▸ PROBLEM
Verbatim copy without images: return all of the data as it stands.

Top of DATASET CONTENT

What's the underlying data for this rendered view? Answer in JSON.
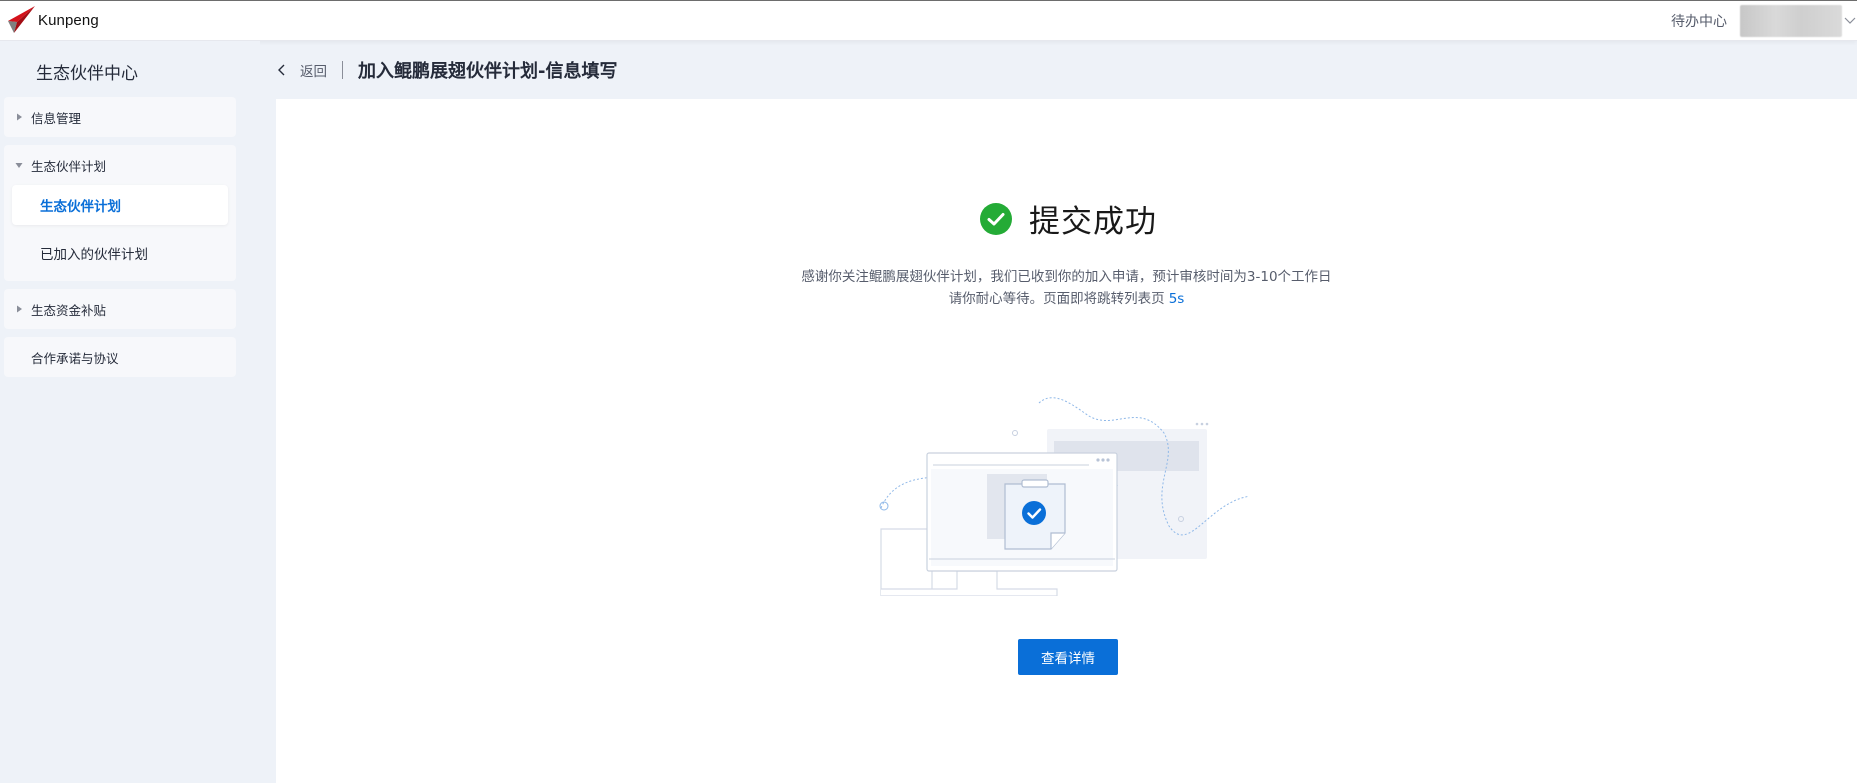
{
  "header": {
    "brand": "Kunpeng",
    "todo_label": "待办中心",
    "logo_color": "#c7000b"
  },
  "sidebar": {
    "title": "生态伙伴中心",
    "groups": [
      {
        "label": "信息管理",
        "expanded": false
      },
      {
        "label": "生态伙伴计划",
        "expanded": true,
        "children": [
          {
            "label": "生态伙伴计划",
            "active": true
          },
          {
            "label": "已加入的伙伴计划",
            "active": false
          }
        ]
      },
      {
        "label": "生态资金补贴",
        "expanded": false
      },
      {
        "label": "合作承诺与协议",
        "expanded": false
      }
    ]
  },
  "breadcrumb": {
    "back_label": "返回",
    "page_title": "加入鲲鹏展翅伙伴计划-信息填写"
  },
  "result": {
    "title": "提交成功",
    "line1": "感谢你关注鲲鹏展翅伙伴计划，我们已收到你的加入申请，预计审核时间为3-10个工作日",
    "line2": "请你耐心等待。页面即将跳转列表页",
    "countdown": "5s",
    "button_label": "查看详情",
    "success_color": "#24ab36",
    "accent_color": "#0a6fd8"
  }
}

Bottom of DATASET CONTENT

▸ SOLUTION FOR THIS EXERCISE
What's the underlying data for this rendered view? Answer in JSON.
{
  "header": {
    "brand": "Kunpeng",
    "todo_label": "待办中心",
    "logo_color": "#c7000b"
  },
  "sidebar": {
    "title": "生态伙伴中心",
    "groups": [
      {
        "label": "信息管理",
        "expanded": false
      },
      {
        "label": "生态伙伴计划",
        "expanded": true,
        "children": [
          {
            "label": "生态伙伴计划",
            "active": true
          },
          {
            "label": "已加入的伙伴计划",
            "active": false
          }
        ]
      },
      {
        "label": "生态资金补贴",
        "expanded": false
      },
      {
        "label": "合作承诺与协议",
        "expanded": false
      }
    ]
  },
  "breadcrumb": {
    "back_label": "返回",
    "page_title": "加入鲲鹏展翅伙伴计划-信息填写"
  },
  "result": {
    "title": "提交成功",
    "line1": "感谢你关注鲲鹏展翅伙伴计划，我们已收到你的加入申请，预计审核时间为3-10个工作日",
    "line2": "请你耐心等待。页面即将跳转列表页",
    "countdown": "5s",
    "button_label": "查看详情",
    "success_color": "#24ab36",
    "accent_color": "#0a6fd8"
  }
}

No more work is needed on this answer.